This new app tells you when your neighbor has the flu

Before you go, we thought you'd like these...
Before you go close icon
ER? Urgent Care? The Doc's Office? When and Where to Go

While a chorus of coughs on the subway can advise you to break out the Purell, what about all the colds making their way silently into your path?

Fortunately HEALTHYDAY, a new app from Johnson & Johnson, has come up with a way for us to crowdsource our hypochondria.

Mashable reports that the app's algorithm combines data from doctor's offices, Google searches, and mentions on social media, and then uses that data to tell you when to freak out.

The most prominent feature in the app is the location-based warning meters for allergies, cold, and flu. Although telling you when the allergy level is high is a bit like telling you it's already raining.

healthy day 2

If you so choose, you can break down the data further, moving into the map itself to see the actual incidents, and where and when they occurred.

healthy day 1

"We're looking to transform what's sort of a search-and-confusion mentality to discovering what's going on with your sniffles to really getting a content-first, actionable information second," Eric Weisberg, executive creative director at ad agency JWT New York, told Mashable.

Weisberg compares it to apps like Waze, which uses crowd-sourced traffic information to enhance a traditional "maps" experience. Except where Waze uses accidents, HEALTHYDAY uses coughs.

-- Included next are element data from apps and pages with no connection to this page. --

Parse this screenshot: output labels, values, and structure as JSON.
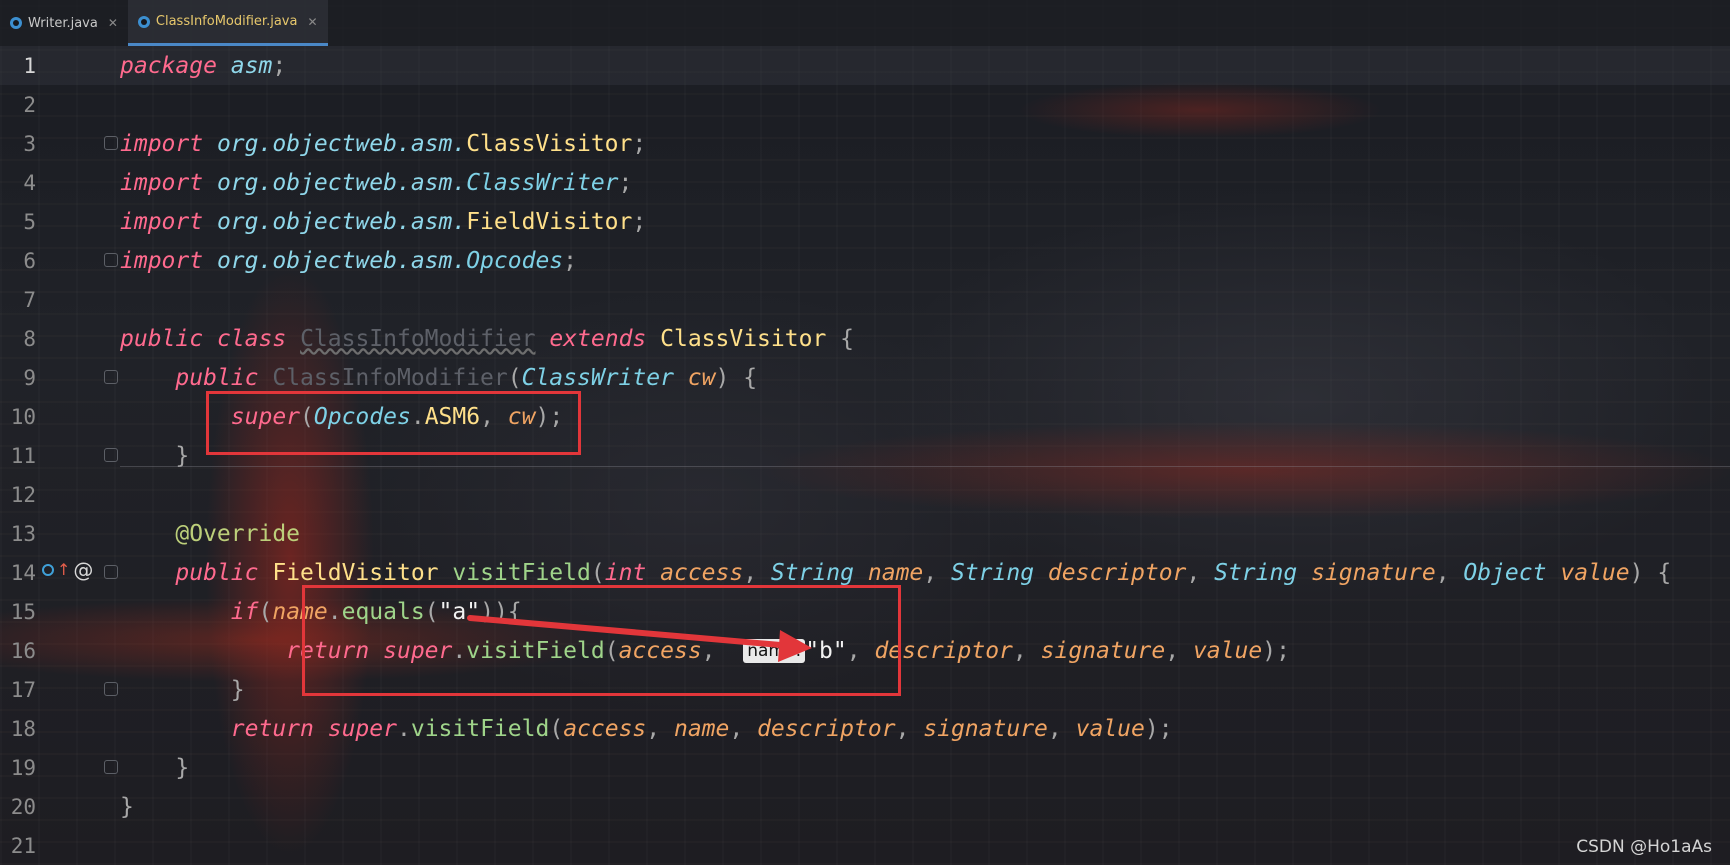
{
  "tabs": [
    {
      "label": "Writer.java",
      "active": false
    },
    {
      "label": "ClassInfoModifier.java",
      "active": true
    }
  ],
  "lines": {
    "n1": "1",
    "n2": "2",
    "n3": "3",
    "n4": "4",
    "n5": "5",
    "n6": "6",
    "n7": "7",
    "n8": "8",
    "n9": "9",
    "n10": "10",
    "n11": "11",
    "n12": "12",
    "n13": "13",
    "n14": "14",
    "n15": "15",
    "n16": "16",
    "n17": "17",
    "n18": "18",
    "n19": "19",
    "n20": "20",
    "n21": "21"
  },
  "code": {
    "kw_package": "package",
    "pkg_asm": "asm",
    "semi": ";",
    "kw_import": "import",
    "pkg_prefix": "org.objectweb.asm.",
    "cls_ClassVisitor": "ClassVisitor",
    "cls_ClassWriter": "ClassWriter",
    "cls_FieldVisitor": "FieldVisitor",
    "typ_Opcodes": "Opcodes",
    "kw_public": "public",
    "kw_class": "class",
    "class_name": "ClassInfoModifier",
    "kw_extends": "extends",
    "brace_open": "{",
    "brace_close": "}",
    "paren_open": "(",
    "paren_close": ")",
    "param_cw": "cw",
    "kw_super": "super",
    "asm6": "ASM6",
    "comma": ", ",
    "dot": ".",
    "annotation": "@Override",
    "method_visitField": "visitField",
    "kw_int": "int",
    "param_access": "access",
    "typ_String": "String",
    "param_name": "name",
    "param_descriptor": "descriptor",
    "param_signature": "signature",
    "typ_Object": "Object",
    "param_value": "value",
    "kw_if": "if",
    "method_equals": "equals",
    "str_a": "\"a\"",
    "kw_return": "return",
    "hint_name": "name:",
    "str_b": "\"b\""
  },
  "watermark": "CSDN @Ho1aAs",
  "colors": {
    "keyword": "#ff6a8e",
    "class": "#ffe08a",
    "parameter": "#f0a463",
    "method": "#9fd48a",
    "highlight_box": "#e2363a"
  }
}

While the app right now is used for ailments like the common cold, the implication of putting public health information into the hands of everyday people goes much further. With anonymous reports of specific illnesses, you could imagine a future version of this app telling you about outbreaks of more serious diseases than the flu. But maybe then we would all never leave our houses.

More from Business Insider:
What the devastating 'Game of Thrones' finale means for next season
Here's how much Spotify is paying the world's biggest musicians
Police are pleading with Google to ditch a feature in its Waze app that could help terrorists

Read Full Story

People are Reading